▶ Task statement
Restate the data word for word and leave the images out.

[Supplied entries Boundary: Start]

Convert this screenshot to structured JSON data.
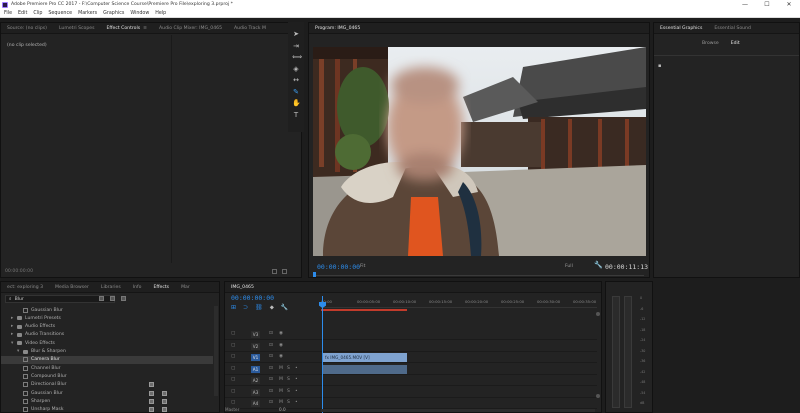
{
  "window": {
    "title": "Adobe Premiere Pro CC 2017 - F:\\Computer Science Course\\Premiere Pro File\\exploring 3.prproj *",
    "controls": {
      "minimize": "—",
      "maximize": "☐",
      "close": "✕"
    }
  },
  "menu": [
    "File",
    "Edit",
    "Clip",
    "Sequence",
    "Markers",
    "Graphics",
    "Window",
    "Help"
  ],
  "source_panel": {
    "tabs": [
      {
        "label": "Source: (no clips)",
        "active": false
      },
      {
        "label": "Lumetri Scopes",
        "active": false
      },
      {
        "label": "Effect Controls",
        "active": true
      },
      {
        "label": "Audio Clip Mixer: IMG_0465",
        "active": false
      },
      {
        "label": "Audio Track M",
        "active": false
      }
    ],
    "no_clip_text": "(no clip selected)",
    "timecode": "00:00:00:00",
    "tab_menu_glyph": "≡"
  },
  "tools": [
    {
      "name": "selection-tool-icon",
      "glyph": "➤",
      "active": false
    },
    {
      "name": "track-select-tool-icon",
      "glyph": "⇥",
      "active": false
    },
    {
      "name": "ripple-edit-tool-icon",
      "glyph": "⟺",
      "active": false
    },
    {
      "name": "razor-tool-icon",
      "glyph": "◈",
      "active": false
    },
    {
      "name": "slip-tool-icon",
      "glyph": "↔",
      "active": false
    },
    {
      "name": "pen-tool-icon",
      "glyph": "✎",
      "active": true
    },
    {
      "name": "hand-tool-icon",
      "glyph": "✋",
      "active": false
    },
    {
      "name": "type-tool-icon",
      "glyph": "T",
      "active": false
    }
  ],
  "program_panel": {
    "tab": "Program: IMG_0465",
    "timecode_left": "00:00:00:00",
    "fit": "Fit",
    "quality": "Full",
    "timecode_right": "00:00:11:13",
    "transport": {
      "marker": "⬥",
      "in": "{",
      "out": "}",
      "go_in": "|◀",
      "step_back": "◀|",
      "play": "▶",
      "step_fwd": "|▶",
      "go_out": "▶|",
      "lift": "⊞",
      "extract": "⊟",
      "export_frame": "⊙",
      "btn1": "⊡",
      "btn2": "⊠"
    },
    "add": "+"
  },
  "essential_graphics": {
    "tabs": [
      {
        "label": "Essential Graphics",
        "active": true
      },
      {
        "label": "Essential Sound",
        "active": false
      }
    ],
    "subtabs": [
      {
        "label": "Browse",
        "active": false
      },
      {
        "label": "Edit",
        "active": true
      }
    ],
    "sq": "▪"
  },
  "effects_panel": {
    "tabs": [
      {
        "label": "ect: exploring 3",
        "active": false
      },
      {
        "label": "Media Browser",
        "active": false
      },
      {
        "label": "Libraries",
        "active": false
      },
      {
        "label": "Info",
        "active": false
      },
      {
        "label": "Effects",
        "active": true
      },
      {
        "label": "Mar",
        "active": false
      }
    ],
    "search_value": "Blur",
    "tree": [
      {
        "label": "Gaussian Blur",
        "kind": "fx",
        "indent": 3
      },
      {
        "label": "Lumetri Presets",
        "kind": "folder",
        "indent": 1
      },
      {
        "label": "Audio Effects",
        "kind": "folder",
        "indent": 1
      },
      {
        "label": "Audio Transitions",
        "kind": "folder",
        "indent": 1
      },
      {
        "label": "Video Effects",
        "kind": "folder",
        "indent": 1
      },
      {
        "label": "Blur & Sharpen",
        "kind": "folder",
        "indent": 2
      },
      {
        "label": "Camera Blur",
        "kind": "fx",
        "indent": 3,
        "selected": true
      },
      {
        "label": "Channel Blur",
        "kind": "fx",
        "indent": 3
      },
      {
        "label": "Compound Blur",
        "kind": "fx",
        "indent": 3
      },
      {
        "label": "Directional Blur",
        "kind": "fx",
        "indent": 3
      },
      {
        "label": "Gaussian Blur",
        "kind": "fx",
        "indent": 3
      },
      {
        "label": "Sharpen",
        "kind": "fx",
        "indent": 3
      },
      {
        "label": "Unsharp Mask",
        "kind": "fx",
        "indent": 3
      }
    ]
  },
  "timeline": {
    "tab": "IMG_0465",
    "timecode": "00:00:00:00",
    "ruler": [
      "00:00",
      "00:00:05:00",
      "00:00:10:00",
      "00:00:15:00",
      "00:00:20:00",
      "00:00:25:00",
      "00:00:30:00",
      "00:00:35:00"
    ],
    "tracks": [
      {
        "id": "V3",
        "type": "video"
      },
      {
        "id": "V2",
        "type": "video"
      },
      {
        "id": "V1",
        "type": "video",
        "selected": true
      },
      {
        "id": "A1",
        "type": "audio",
        "selected": true
      },
      {
        "id": "A2",
        "type": "audio"
      },
      {
        "id": "A3",
        "type": "audio"
      },
      {
        "id": "A4",
        "type": "audio"
      }
    ],
    "video_clip": "fx  IMG_0465.MOV [V]",
    "track_icons": {
      "lock": "🔒",
      "sync": "⊡",
      "eye": "👁",
      "m": "M",
      "s": "S",
      "mic": "🎙"
    },
    "master_label": "Master",
    "master_value": "0.0"
  },
  "meter": {
    "scale": [
      "0",
      "-6",
      "-12",
      "-18",
      "-24",
      "-30",
      "-36",
      "-42",
      "-48",
      "-54",
      "dB"
    ]
  }
}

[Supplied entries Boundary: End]

▶ Answer section
Convert this screenshot to structured JSON data.
{
  "window": {
    "title": "Adobe Premiere Pro CC 2017 - F:\\Computer Science Course\\Premiere Pro File\\exploring 3.prproj *",
    "controls": {
      "minimize": "—",
      "maximize": "☐",
      "close": "✕"
    }
  },
  "menu": [
    "File",
    "Edit",
    "Clip",
    "Sequence",
    "Markers",
    "Graphics",
    "Window",
    "Help"
  ],
  "source_panel": {
    "tabs": [
      {
        "label": "Source: (no clips)",
        "active": false
      },
      {
        "label": "Lumetri Scopes",
        "active": false
      },
      {
        "label": "Effect Controls",
        "active": true
      },
      {
        "label": "Audio Clip Mixer: IMG_0465",
        "active": false
      },
      {
        "label": "Audio Track M",
        "active": false
      }
    ],
    "no_clip_text": "(no clip selected)",
    "timecode": "00:00:00:00",
    "tab_menu_glyph": "≡"
  },
  "tools": [
    {
      "name": "selection-tool-icon",
      "glyph": "➤",
      "active": false
    },
    {
      "name": "track-select-tool-icon",
      "glyph": "⇥",
      "active": false
    },
    {
      "name": "ripple-edit-tool-icon",
      "glyph": "⟺",
      "active": false
    },
    {
      "name": "razor-tool-icon",
      "glyph": "◈",
      "active": false
    },
    {
      "name": "slip-tool-icon",
      "glyph": "↔",
      "active": false
    },
    {
      "name": "pen-tool-icon",
      "glyph": "✎",
      "active": true
    },
    {
      "name": "hand-tool-icon",
      "glyph": "✋",
      "active": false
    },
    {
      "name": "type-tool-icon",
      "glyph": "T",
      "active": false
    }
  ],
  "program_panel": {
    "tab": "Program: IMG_0465",
    "timecode_left": "00:00:00:00",
    "fit": "Fit",
    "quality": "Full",
    "timecode_right": "00:00:11:13",
    "transport": {
      "marker": "⬥",
      "in": "{",
      "out": "}",
      "go_in": "|◀",
      "step_back": "◀|",
      "play": "▶",
      "step_fwd": "|▶",
      "go_out": "▶|",
      "lift": "⊞",
      "extract": "⊟",
      "export_frame": "⊙",
      "btn1": "⊡",
      "btn2": "⊠"
    },
    "add": "+"
  },
  "essential_graphics": {
    "tabs": [
      {
        "label": "Essential Graphics",
        "active": true
      },
      {
        "label": "Essential Sound",
        "active": false
      }
    ],
    "subtabs": [
      {
        "label": "Browse",
        "active": false
      },
      {
        "label": "Edit",
        "active": true
      }
    ],
    "sq": "▪"
  },
  "effects_panel": {
    "tabs": [
      {
        "label": "ect: exploring 3",
        "active": false
      },
      {
        "label": "Media Browser",
        "active": false
      },
      {
        "label": "Libraries",
        "active": false
      },
      {
        "label": "Info",
        "active": false
      },
      {
        "label": "Effects",
        "active": true
      },
      {
        "label": "Mar",
        "active": false
      }
    ],
    "search_value": "Blur",
    "tree": [
      {
        "label": "Gaussian Blur",
        "kind": "fx",
        "indent": 3
      },
      {
        "label": "Lumetri Presets",
        "kind": "folder",
        "indent": 1
      },
      {
        "label": "Audio Effects",
        "kind": "folder",
        "indent": 1
      },
      {
        "label": "Audio Transitions",
        "kind": "folder",
        "indent": 1
      },
      {
        "label": "Video Effects",
        "kind": "folder",
        "indent": 1
      },
      {
        "label": "Blur & Sharpen",
        "kind": "folder",
        "indent": 2
      },
      {
        "label": "Camera Blur",
        "kind": "fx",
        "indent": 3,
        "selected": true
      },
      {
        "label": "Channel Blur",
        "kind": "fx",
        "indent": 3
      },
      {
        "label": "Compound Blur",
        "kind": "fx",
        "indent": 3
      },
      {
        "label": "Directional Blur",
        "kind": "fx",
        "indent": 3
      },
      {
        "label": "Gaussian Blur",
        "kind": "fx",
        "indent": 3
      },
      {
        "label": "Sharpen",
        "kind": "fx",
        "indent": 3
      },
      {
        "label": "Unsharp Mask",
        "kind": "fx",
        "indent": 3
      }
    ]
  },
  "timeline": {
    "tab": "IMG_0465",
    "timecode": "00:00:00:00",
    "ruler": [
      "00:00",
      "00:00:05:00",
      "00:00:10:00",
      "00:00:15:00",
      "00:00:20:00",
      "00:00:25:00",
      "00:00:30:00",
      "00:00:35:00"
    ],
    "tracks": [
      {
        "id": "V3",
        "type": "video"
      },
      {
        "id": "V2",
        "type": "video"
      },
      {
        "id": "V1",
        "type": "video",
        "selected": true
      },
      {
        "id": "A1",
        "type": "audio",
        "selected": true
      },
      {
        "id": "A2",
        "type": "audio"
      },
      {
        "id": "A3",
        "type": "audio"
      },
      {
        "id": "A4",
        "type": "audio"
      }
    ],
    "video_clip": "fx  IMG_0465.MOV [V]",
    "track_icons": {
      "lock": "🔒",
      "sync": "⊡",
      "eye": "👁",
      "m": "M",
      "s": "S",
      "mic": "🎙"
    },
    "master_label": "Master",
    "master_value": "0.0"
  },
  "meter": {
    "scale": [
      "0",
      "-6",
      "-12",
      "-18",
      "-24",
      "-30",
      "-36",
      "-42",
      "-48",
      "-54",
      "dB"
    ]
  }
}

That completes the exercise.